I’m not saying this won’t be difficult. I’m fighting for my voice to be heard by our priests and bishops. I’m fighting for ecclesiastical leaders to understand that the LGBT experience can’t be reduced to what’s written in books and doctrines, but must be experienced at first hand. I’m asking the Church to do more than just respect LGBT people, I’m fighting for the Church to recognize our beings and the pain of marginalization. But I can’t do that if I leave.

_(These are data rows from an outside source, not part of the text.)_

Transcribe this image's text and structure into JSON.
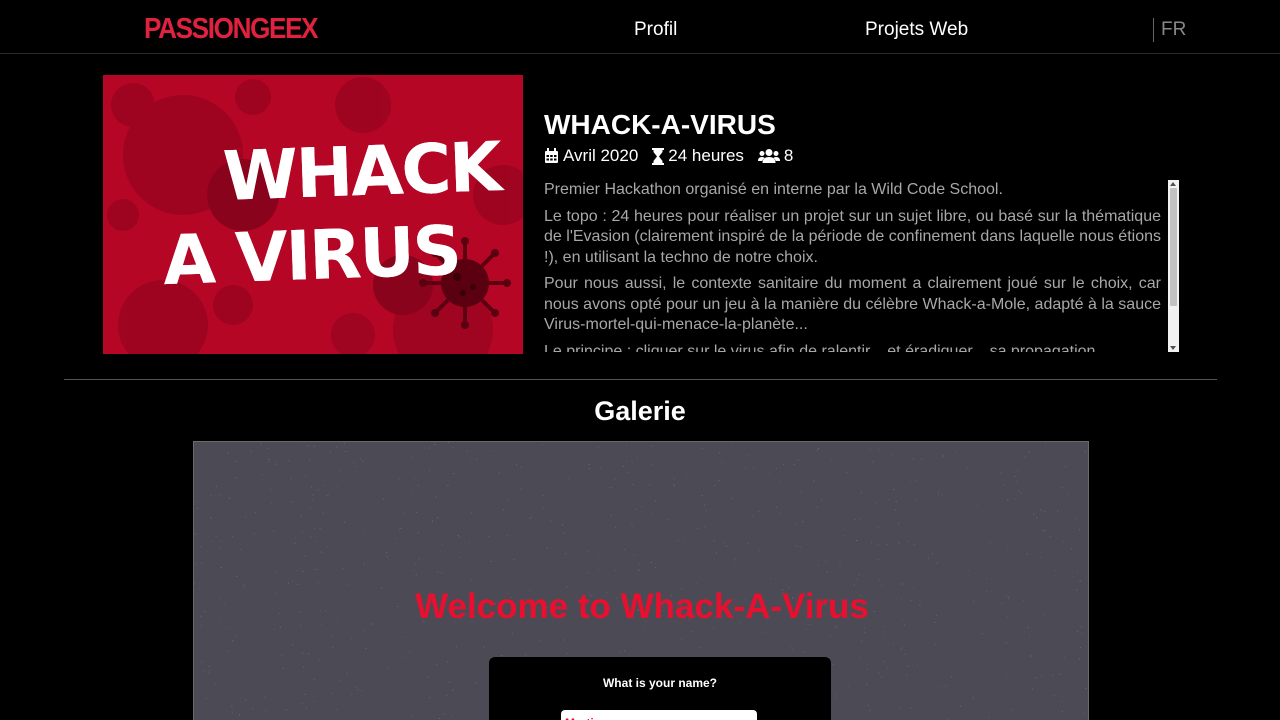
{
  "header": {
    "logo": "PASSIONGEEX",
    "nav": [
      {
        "label": "Profil"
      },
      {
        "label": "Projets Web"
      }
    ],
    "language": "FR"
  },
  "project": {
    "image_text_line1": "WHACK",
    "image_text_line2": "A VIRUS",
    "title": "WHACK-A-VIRUS",
    "date": "Avril 2020",
    "duration": "24 heures",
    "team_size": "8",
    "icons": [
      "calendar-icon",
      "hourglass-icon",
      "users-icon"
    ],
    "description": [
      "Premier Hackathon organisé en interne par la Wild Code School.",
      "Le topo : 24 heures pour réaliser un projet sur un sujet libre, ou basé sur la thématique de l'Evasion (clairement inspiré de la période de confinement dans laquelle nous étions !), en utilisant la techno de notre choix.",
      "Pour nous aussi, le contexte sanitaire du moment a clairement joué sur le choix, car nous avons opté pour un jeu à la manière du célèbre Whack-a-Mole, adapté à la sauce Virus-mortel-qui-menace-la-planète...",
      "Le principe : cliquer sur le virus afin de ralentir... et éradiquer... sa propagation."
    ]
  },
  "gallery": {
    "title": "Galerie",
    "screenshot": {
      "welcome": "Welcome to Whack-A-Virus",
      "name_prompt": "What is your name?",
      "name_value": "Martin"
    }
  },
  "colors": {
    "brand_red": "#e0213f",
    "image_red": "#b60626",
    "background": "#000000",
    "text_muted": "#a8a8a8"
  }
}
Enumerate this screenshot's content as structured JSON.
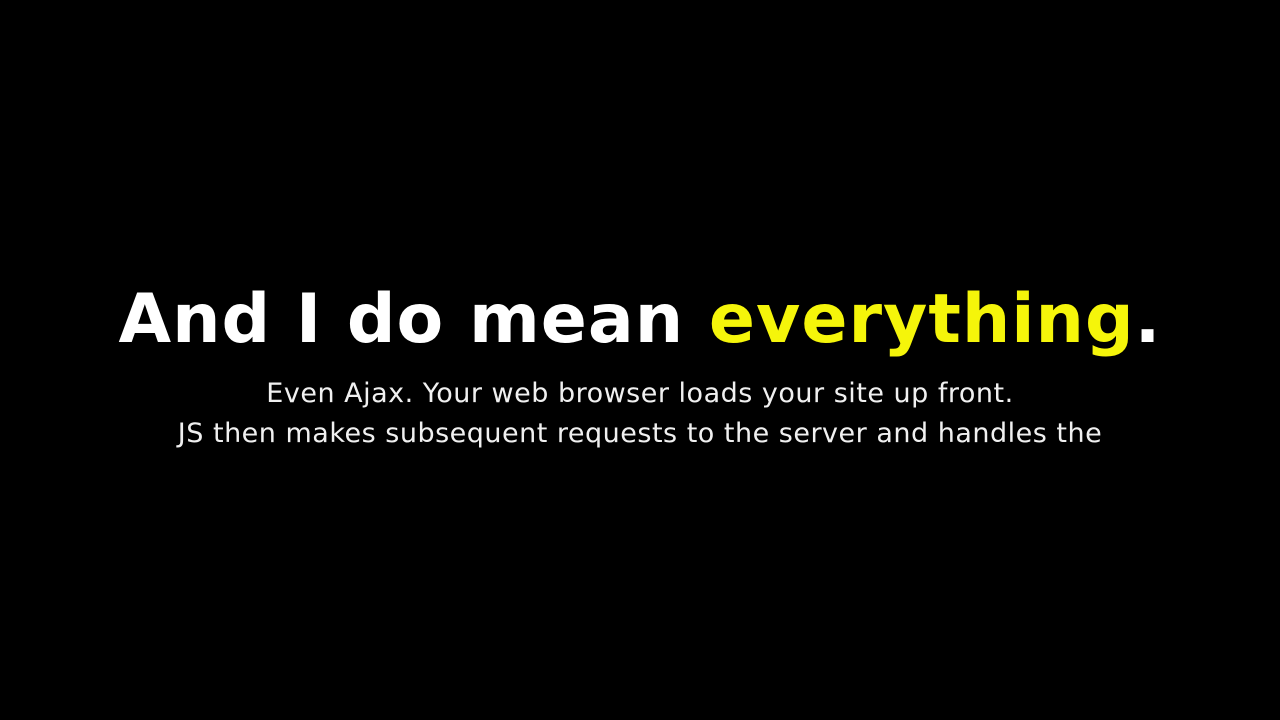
{
  "slide": {
    "headline": {
      "lead": "And I do mean ",
      "emphasis": "everything",
      "trail": "."
    },
    "body_lines": [
      "Even Ajax. Your web browser loads your site up front.",
      "JS then makes subsequent requests to the server and handles the"
    ]
  },
  "colors": {
    "background": "#000000",
    "text": "#ffffff",
    "accent": "#f5f50a"
  }
}
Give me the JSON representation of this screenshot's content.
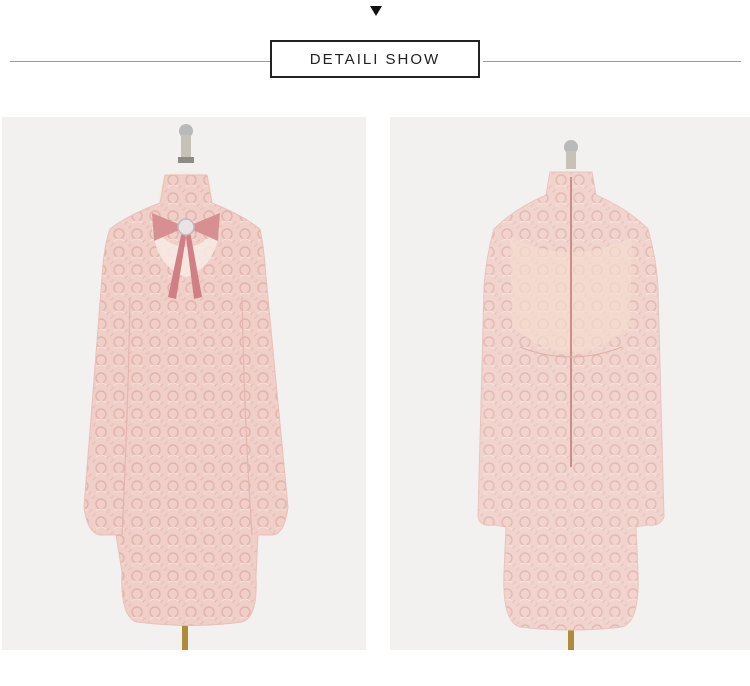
{
  "header": {
    "arrow_icon": "triangle-down-icon",
    "title": "DETAILI SHOW"
  },
  "photos": [
    {
      "name": "dress-front-photo",
      "view": "front",
      "dress_color": "#f0cfc9",
      "bow_color": "#d88f92"
    },
    {
      "name": "dress-back-photo",
      "view": "back",
      "dress_color": "#f1d4ce"
    }
  ]
}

So I must stay, for my good and for the good of the Holy Church.

Secular Canonesses

[The Church (St. Serviatus) and Monastery at Quedlinburg, photographed 2006 by Jungpionier, Image Source]

In my reading about medieval religious women, I’ve frequently come across passing references to “canonesses.”  A lot of the time it gets used interchangeably with “nuns.”  Many people seem unsure as to whether the difference between the two is even important.  Even some medieval writers, purposefully or not, blurred the distinctions between the two groups.  There was a difference though, and by the fourteenth century it was one that houses of canonesses had to fight to defend.

The thing is, canonesses had some similarities with nuns.  Both groups lived in community under the authority of an abbess, devoting themselves to the religious life.  Unlike nuns though, canonesses were not strictly enclosed and did not focus primarily on contemplation.  They acted outside the cloister and were not bound to it, leaving to perform public liturgical functions like ringing the bells, taking part in synods* and participating in religious processions.  They lived in individual quarters around the cloister, maintained personal property, and many employed their own servants.  In many cases, it is hard to distinguish whether a particular group of women were canonesses or nuns.  Many sources use the same term for both, in some cases as part of an effort to get canonesses to act more like nuns and restrict their movements.

Canonesses can be divided into two groups: regular and secular.  Regular canonesses took permanent vows and lived strictly according to a Rule, usually that of St. Augustine.  Secular canonesses, with the exception of the abbess, were not so bound and could leave to get married if they wished.  Many communities of both sorts became centers of great learning, the best known being Quedlinburg and Gandersheim.

Male church officials were not so fond of the canonesses’ more free and less ascetic way of life and tried many times to restrict their movements, though there was only so much they could do.  Most canonesses came from wealthy, powerful families with an interest in maintaining their female relatives’ freedom and the political power that came with it.  They managed to defend their status up to the Reformation, at which point most communities of canonesses became Protestant and either disbanded or continued to exist as communities of single women.

*Church councils

Sources/Further Reading:
Makowski, Elizabeth. “A Pernicious Sort of Woman”: Quasi-Religious Women and Canon Lawyers in the Later Middle Ages. Catholic University of America Press, 2005.
McNamara, Jo Ann. Sisters in Arms: Catholic Nuns Through Two Millennia. Cambridge, MA: Harvard University Press, 1996.
Canoness - Catholic Encyclopedai
Canons and Canonesses Regular - Catholic Encyclopedia